51. Mr de Souza asked how the amendments to the MDA in 2019 has affected inmates’ risks of re-offending.
52. The full suite of MDA changes took effect last August. It is still early to make any conclusions on their impact. We will continue to monitor.
53. Mr Murali asked how we can reduce re-offending.
54. Prisons will strengthen support for offenders in three ways.
55. First, family support. Family plays a critical part. Prisons’ has started a Family Interventions and Reintegration Support Team, or FIRST trial, and family case managers work with community partners to support inmates’ families.
56. Over 100 inmates have benefited from this trial and results are encouraging. Prisons will be enhancing collaborations with Social Service Agencies.
57. Second, a network of positive peers to support ex-offenders stay crime-free. Prisons will expand its Throughcare Volunteer Network to encourage more volunteers and support inmates pre and post release.
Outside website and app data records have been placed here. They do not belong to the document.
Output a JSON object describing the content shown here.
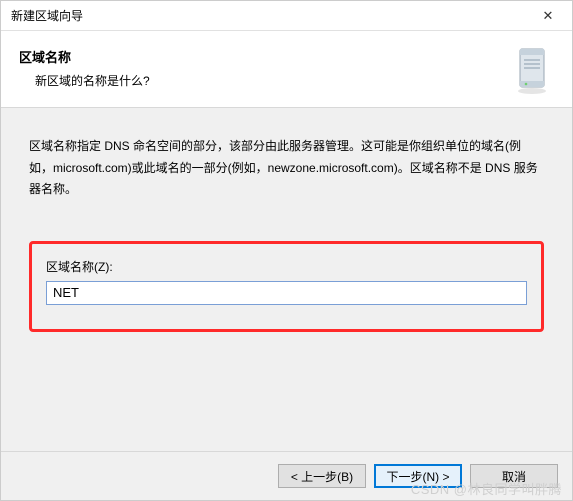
{
  "titlebar": {
    "title": "新建区域向导"
  },
  "header": {
    "title": "区域名称",
    "subtitle": "新区域的名称是什么?"
  },
  "body": {
    "description": "区域名称指定 DNS 命名空间的部分，该部分由此服务器管理。这可能是你组织单位的域名(例如，microsoft.com)或此域名的一部分(例如，newzone.microsoft.com)。区域名称不是 DNS 服务器名称。"
  },
  "field": {
    "label": "区域名称(Z):",
    "value": "NET"
  },
  "buttons": {
    "back": "< 上一步(B)",
    "next": "下一步(N) >",
    "cancel": "取消"
  },
  "watermark": "CSDN @林良同学叫胖腾"
}
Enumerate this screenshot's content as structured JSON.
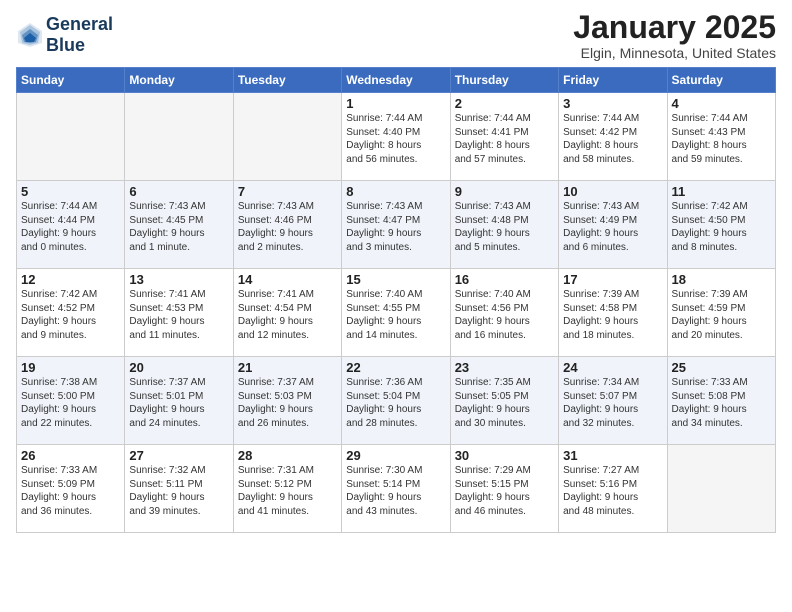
{
  "header": {
    "logo_line1": "General",
    "logo_line2": "Blue",
    "month_title": "January 2025",
    "location": "Elgin, Minnesota, United States"
  },
  "days_of_week": [
    "Sunday",
    "Monday",
    "Tuesday",
    "Wednesday",
    "Thursday",
    "Friday",
    "Saturday"
  ],
  "weeks": [
    [
      {
        "day": "",
        "info": ""
      },
      {
        "day": "",
        "info": ""
      },
      {
        "day": "",
        "info": ""
      },
      {
        "day": "1",
        "info": "Sunrise: 7:44 AM\nSunset: 4:40 PM\nDaylight: 8 hours\nand 56 minutes."
      },
      {
        "day": "2",
        "info": "Sunrise: 7:44 AM\nSunset: 4:41 PM\nDaylight: 8 hours\nand 57 minutes."
      },
      {
        "day": "3",
        "info": "Sunrise: 7:44 AM\nSunset: 4:42 PM\nDaylight: 8 hours\nand 58 minutes."
      },
      {
        "day": "4",
        "info": "Sunrise: 7:44 AM\nSunset: 4:43 PM\nDaylight: 8 hours\nand 59 minutes."
      }
    ],
    [
      {
        "day": "5",
        "info": "Sunrise: 7:44 AM\nSunset: 4:44 PM\nDaylight: 9 hours\nand 0 minutes."
      },
      {
        "day": "6",
        "info": "Sunrise: 7:43 AM\nSunset: 4:45 PM\nDaylight: 9 hours\nand 1 minute."
      },
      {
        "day": "7",
        "info": "Sunrise: 7:43 AM\nSunset: 4:46 PM\nDaylight: 9 hours\nand 2 minutes."
      },
      {
        "day": "8",
        "info": "Sunrise: 7:43 AM\nSunset: 4:47 PM\nDaylight: 9 hours\nand 3 minutes."
      },
      {
        "day": "9",
        "info": "Sunrise: 7:43 AM\nSunset: 4:48 PM\nDaylight: 9 hours\nand 5 minutes."
      },
      {
        "day": "10",
        "info": "Sunrise: 7:43 AM\nSunset: 4:49 PM\nDaylight: 9 hours\nand 6 minutes."
      },
      {
        "day": "11",
        "info": "Sunrise: 7:42 AM\nSunset: 4:50 PM\nDaylight: 9 hours\nand 8 minutes."
      }
    ],
    [
      {
        "day": "12",
        "info": "Sunrise: 7:42 AM\nSunset: 4:52 PM\nDaylight: 9 hours\nand 9 minutes."
      },
      {
        "day": "13",
        "info": "Sunrise: 7:41 AM\nSunset: 4:53 PM\nDaylight: 9 hours\nand 11 minutes."
      },
      {
        "day": "14",
        "info": "Sunrise: 7:41 AM\nSunset: 4:54 PM\nDaylight: 9 hours\nand 12 minutes."
      },
      {
        "day": "15",
        "info": "Sunrise: 7:40 AM\nSunset: 4:55 PM\nDaylight: 9 hours\nand 14 minutes."
      },
      {
        "day": "16",
        "info": "Sunrise: 7:40 AM\nSunset: 4:56 PM\nDaylight: 9 hours\nand 16 minutes."
      },
      {
        "day": "17",
        "info": "Sunrise: 7:39 AM\nSunset: 4:58 PM\nDaylight: 9 hours\nand 18 minutes."
      },
      {
        "day": "18",
        "info": "Sunrise: 7:39 AM\nSunset: 4:59 PM\nDaylight: 9 hours\nand 20 minutes."
      }
    ],
    [
      {
        "day": "19",
        "info": "Sunrise: 7:38 AM\nSunset: 5:00 PM\nDaylight: 9 hours\nand 22 minutes."
      },
      {
        "day": "20",
        "info": "Sunrise: 7:37 AM\nSunset: 5:01 PM\nDaylight: 9 hours\nand 24 minutes."
      },
      {
        "day": "21",
        "info": "Sunrise: 7:37 AM\nSunset: 5:03 PM\nDaylight: 9 hours\nand 26 minutes."
      },
      {
        "day": "22",
        "info": "Sunrise: 7:36 AM\nSunset: 5:04 PM\nDaylight: 9 hours\nand 28 minutes."
      },
      {
        "day": "23",
        "info": "Sunrise: 7:35 AM\nSunset: 5:05 PM\nDaylight: 9 hours\nand 30 minutes."
      },
      {
        "day": "24",
        "info": "Sunrise: 7:34 AM\nSunset: 5:07 PM\nDaylight: 9 hours\nand 32 minutes."
      },
      {
        "day": "25",
        "info": "Sunrise: 7:33 AM\nSunset: 5:08 PM\nDaylight: 9 hours\nand 34 minutes."
      }
    ],
    [
      {
        "day": "26",
        "info": "Sunrise: 7:33 AM\nSunset: 5:09 PM\nDaylight: 9 hours\nand 36 minutes."
      },
      {
        "day": "27",
        "info": "Sunrise: 7:32 AM\nSunset: 5:11 PM\nDaylight: 9 hours\nand 39 minutes."
      },
      {
        "day": "28",
        "info": "Sunrise: 7:31 AM\nSunset: 5:12 PM\nDaylight: 9 hours\nand 41 minutes."
      },
      {
        "day": "29",
        "info": "Sunrise: 7:30 AM\nSunset: 5:14 PM\nDaylight: 9 hours\nand 43 minutes."
      },
      {
        "day": "30",
        "info": "Sunrise: 7:29 AM\nSunset: 5:15 PM\nDaylight: 9 hours\nand 46 minutes."
      },
      {
        "day": "31",
        "info": "Sunrise: 7:27 AM\nSunset: 5:16 PM\nDaylight: 9 hours\nand 48 minutes."
      },
      {
        "day": "",
        "info": ""
      }
    ]
  ]
}
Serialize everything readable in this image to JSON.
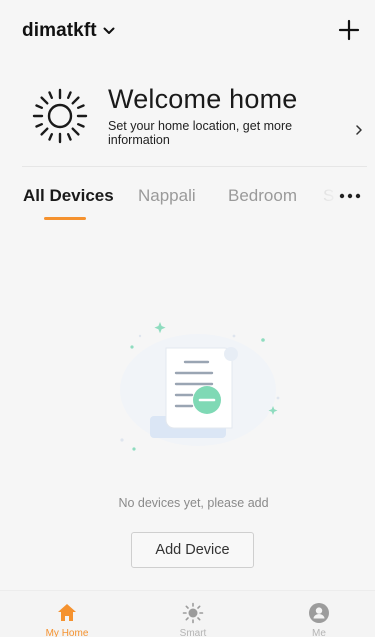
{
  "header": {
    "home_name": "dimatkft",
    "dropdown_icon": "chevron-down-icon",
    "add_icon": "plus-icon"
  },
  "welcome": {
    "title": "Welcome home",
    "subtitle": "Set your home location, get more information",
    "icon": "sun-icon",
    "arrow_icon": "chevron-right-icon"
  },
  "tabs": {
    "items": [
      {
        "label": "All Devices",
        "active": true
      },
      {
        "label": "Nappali",
        "active": false
      },
      {
        "label": "Bedroom",
        "active": false
      },
      {
        "label": "S",
        "active": false
      }
    ],
    "more_icon": "more-dots-icon"
  },
  "empty_state": {
    "illustration": "empty-document-illustration",
    "message": "No devices yet, please add",
    "button_label": "Add Device"
  },
  "bottom_nav": {
    "items": [
      {
        "label": "My Home",
        "icon": "home-icon",
        "active": true
      },
      {
        "label": "Smart",
        "icon": "smart-sun-icon",
        "active": false
      },
      {
        "label": "Me",
        "icon": "profile-icon",
        "active": false
      }
    ]
  },
  "colors": {
    "accent": "#f5922f",
    "background": "#f6f6f6",
    "illustration_mint": "#7fd9b5",
    "illustration_blue": "#e6eef8",
    "inactive_text": "#9a9a9a"
  }
}
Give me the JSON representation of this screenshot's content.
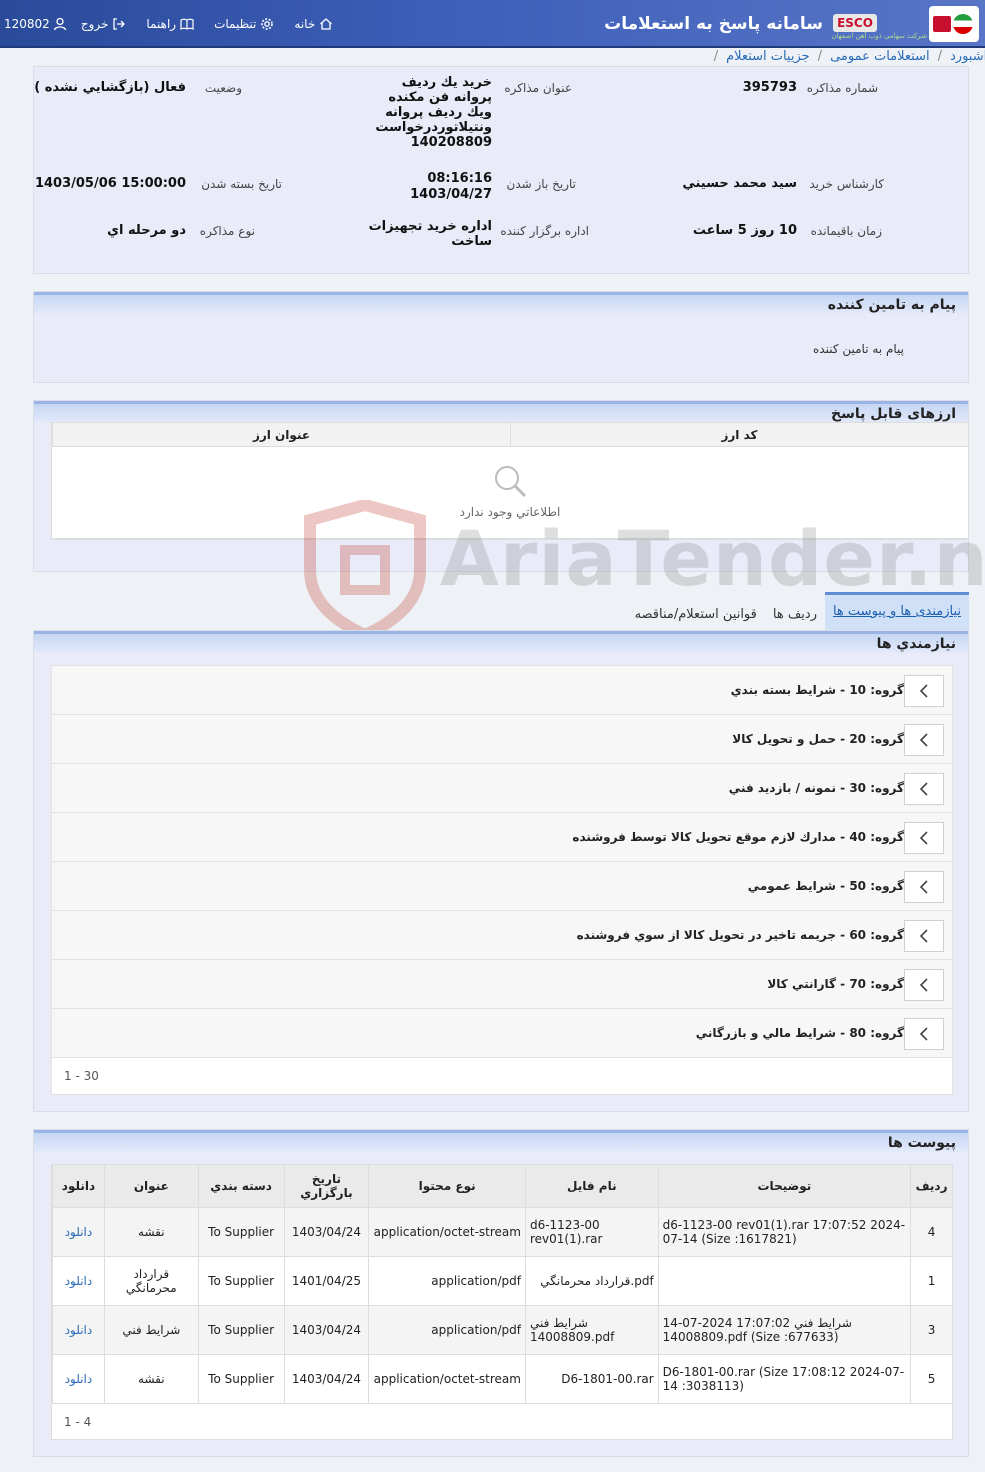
{
  "header": {
    "app_title": "سامانه پاسخ به استعلامات",
    "esco": "ESCO",
    "esco_sub": "شرکت سهامی ذوب آهن اصفهان",
    "user_id": "120802",
    "nav": {
      "logout": "خروج",
      "help": "راهنما",
      "settings": "تنظیمات",
      "home": "خانه"
    }
  },
  "breadcrumb": [
    "داشبورد",
    "استعلامات عمومی",
    "جزییات استعلام"
  ],
  "info": {
    "negotiation_number_label": "شماره مذاکره",
    "negotiation_number": "395793",
    "negotiation_title_label": "عنوان مذاکره",
    "negotiation_title": "خريد يك رديف پروانه فن مكنده ويك رديف پروانه ونتيلاتوردرخواست 140208809",
    "status_label": "وضعيت",
    "status": "فعال (بازگشايي نشده )",
    "buyer_label": "کارشناس خريد",
    "buyer": "سيد محمد حسيني",
    "open_date_label": "تاريخ باز شدن",
    "open_date_time": "08:16:16",
    "open_date": "1403/04/27",
    "close_date_label": "تاريخ بسته شدن",
    "close_date": "1403/05/06 15:00:00",
    "remaining_label": "زمان باقيمانده",
    "remaining": "10 روز 5 ساعت",
    "org_label": "اداره برگزار کننده",
    "org": "اداره خريد تجهيزات ساخت",
    "type_label": "نوع مذاکره",
    "type": "دو مرحله اي"
  },
  "supplier_message": {
    "title": "پيام به تامين كننده",
    "text": "پيام به تامين کننده"
  },
  "currencies": {
    "title": "ارزهای قابل پاسخ",
    "columns": [
      "کد ارز",
      "عنوان ارز"
    ],
    "empty": "اطلاعاتي وجود ندارد"
  },
  "watermark": "AriaTender.neT",
  "tabs": [
    "نیازمندی ها و پیوست ها",
    "رديف ها",
    "قوانين استعلام/مناقصه"
  ],
  "requirements": {
    "title": "نيازمندي ها",
    "items": [
      "گروه: 10 - شرايط بسته بندي",
      "گروه: 20 - حمل و تحويل كالا",
      "گروه: 30 - نمونه / بازديد فني",
      "گروه: 40 - مدارك لازم موقع تحويل كالا توسط فروشنده",
      "گروه: 50 - شرايط عمومي",
      "گروه: 60 - جريمه تاخير در تحويل كالا از سوي فروشنده",
      "گروه: 70 - گارانتي كالا",
      "گروه: 80 - شرايط مالي و بازرگاني"
    ],
    "pager": "1 - 30"
  },
  "attachments": {
    "title": "پيوست ها",
    "columns": [
      "رديف",
      "توضيحات",
      "نام فایل",
      "نوع محتوا",
      "تاريخ بارگزاري",
      "دسته بندي",
      "عنوان",
      "دانلود"
    ],
    "rows": [
      {
        "row": "4",
        "desc": "d6-1123-00 rev01(1).rar 17:07:52 2024-07-14 (Size :1617821)",
        "file": "d6-1123-00 rev01(1).rar",
        "type": "application/octet-stream",
        "date": "1403/04/24",
        "cat": "To Supplier",
        "title": "نقشه",
        "dl": "دانلود"
      },
      {
        "row": "1",
        "desc": "",
        "file": "قرارداد محرمانگي.pdf",
        "type": "application/pdf",
        "date": "1401/04/25",
        "cat": "To Supplier",
        "title": "قرارداد محرمانگي",
        "dl": "دانلود"
      },
      {
        "row": "3",
        "desc": "شرايط فني 17:07:02 2024-07-14 14008809.pdf (Size :677633)",
        "file": "شرايط فني 14008809.pdf",
        "type": "application/pdf",
        "date": "1403/04/24",
        "cat": "To Supplier",
        "title": "شرايط فني",
        "dl": "دانلود"
      },
      {
        "row": "5",
        "desc": "D6-1801-00.rar (Size 17:08:12 2024-07-14 :3038113)",
        "file": "D6-1801-00.rar",
        "type": "application/octet-stream",
        "date": "1403/04/24",
        "cat": "To Supplier",
        "title": "نقشه",
        "dl": "دانلود"
      }
    ],
    "pager": "1 - 4"
  },
  "colors": {
    "header": "#2a4a9a",
    "accent": "#2a6bb8",
    "panel": "#e9ecf8"
  }
}
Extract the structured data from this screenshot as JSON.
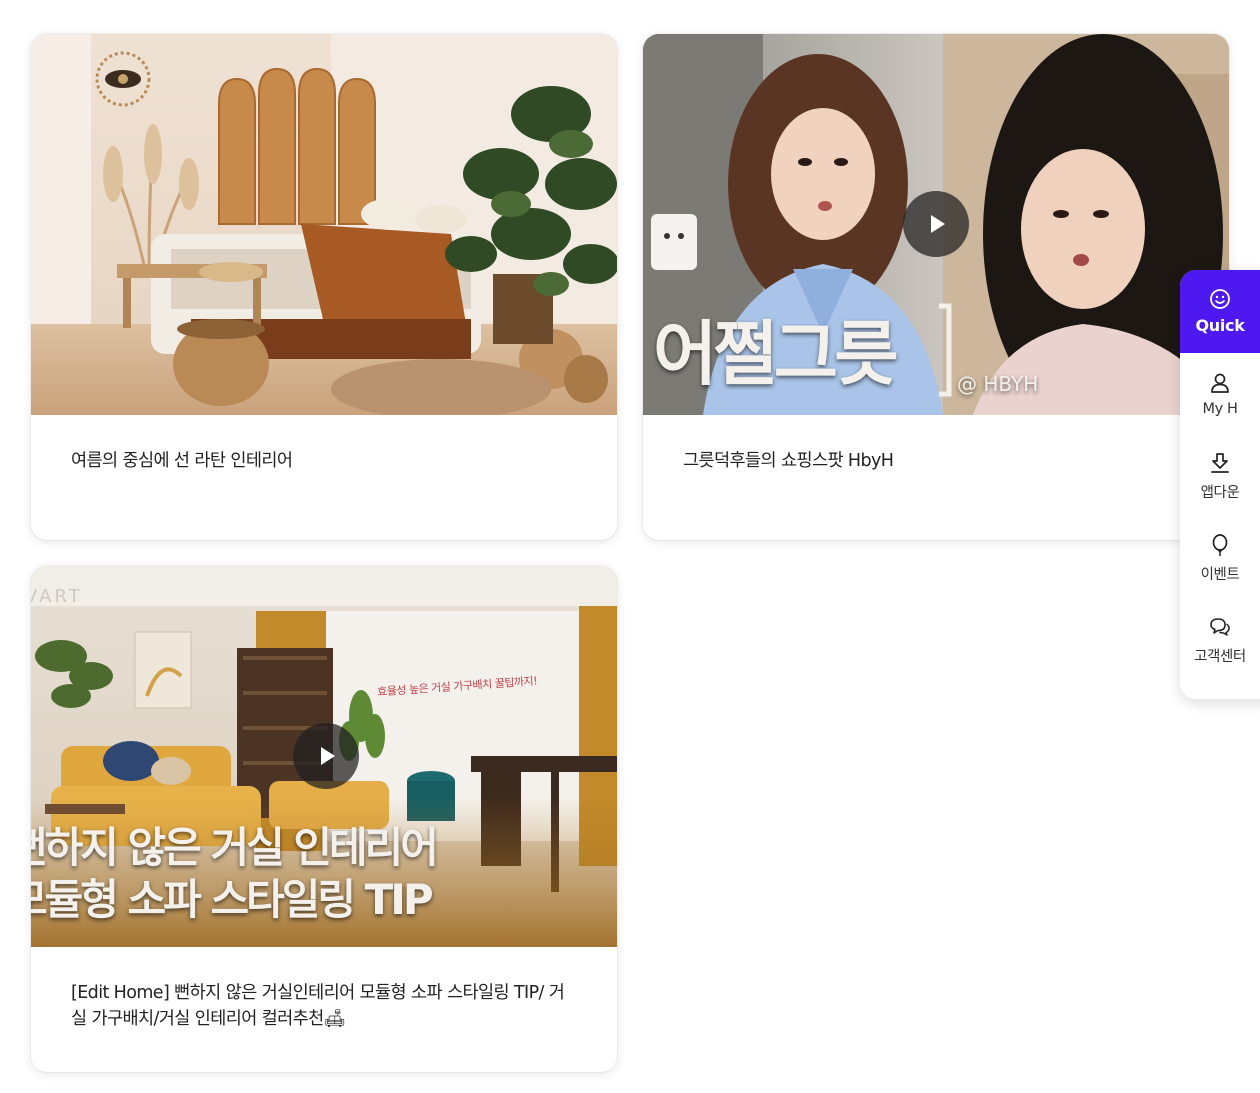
{
  "cards": [
    {
      "title": "여름의 중심에 선 라탄 인테리어",
      "has_video": false
    },
    {
      "title": "그릇덕후들의 쇼핑스팟 HbyH",
      "has_video": true,
      "overlay_headline": "어쩔그릇",
      "overlay_handle": "@ HBYH"
    },
    {
      "title": "[Edit Home] 뻔하지 않은 거실인테리어 모듈형 소파 스타일링 TIP/ 거실 가구배치/거실 인테리어 컬러추천🛋",
      "has_video": true,
      "overlay_brand": "VART",
      "overlay_line1": "뻔하지 않은 거실 인테리어",
      "overlay_line2": "모듈형 소파 스타일링 TIP",
      "overlay_sub": "효율성 높은 거실 가구배치 꿀팁까지!"
    }
  ],
  "quick_menu": {
    "header": {
      "label": "Quick",
      "icon": "smile-icon"
    },
    "items": [
      {
        "label": "My H",
        "icon": "user-icon"
      },
      {
        "label": "앱다운",
        "icon": "download-icon"
      },
      {
        "label": "이벤트",
        "icon": "balloon-icon"
      },
      {
        "label": "고객센터",
        "icon": "chat-bubbles-icon"
      }
    ]
  },
  "colors": {
    "quick_accent": "#4e18f0",
    "card_text": "#222222"
  }
}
58. Third, the offenders. Offenders will be empowered to take charge of their rehabilitation through the Prisons’ Digitisation of Inmate Rehabilitation and Corrections Tool or DIRECT. Inmates use shared tablets to learn, and keep in touch with their loved ones via electronic letters.
59. Gainful employment is another critical part. Singapore Corporation of Rehabilitative Enterprises (SCORE) prepares offenders for employment through employer engagement, skills training and employment assistance.
60. More than 5,600 employers from various industries offer jobs to ex-offenders. Almost 6,000 offenders went for an average of four training courses each last year. Over 2,600 offenders received employment assistance, with 96 per cent securing jobs before release from Prisons.
61. SCORE will further support inmates get industry-relevant skills. SCORE will partner Singapore Precision Engineering and Technology Association and MediaCorp to set up precision engineering and media skills training academies this year.
62. Mr Chairman and Parliamentary colleagues, the choices we make today affect tomorrow.
63. We will keep Singapore safe and secure, together.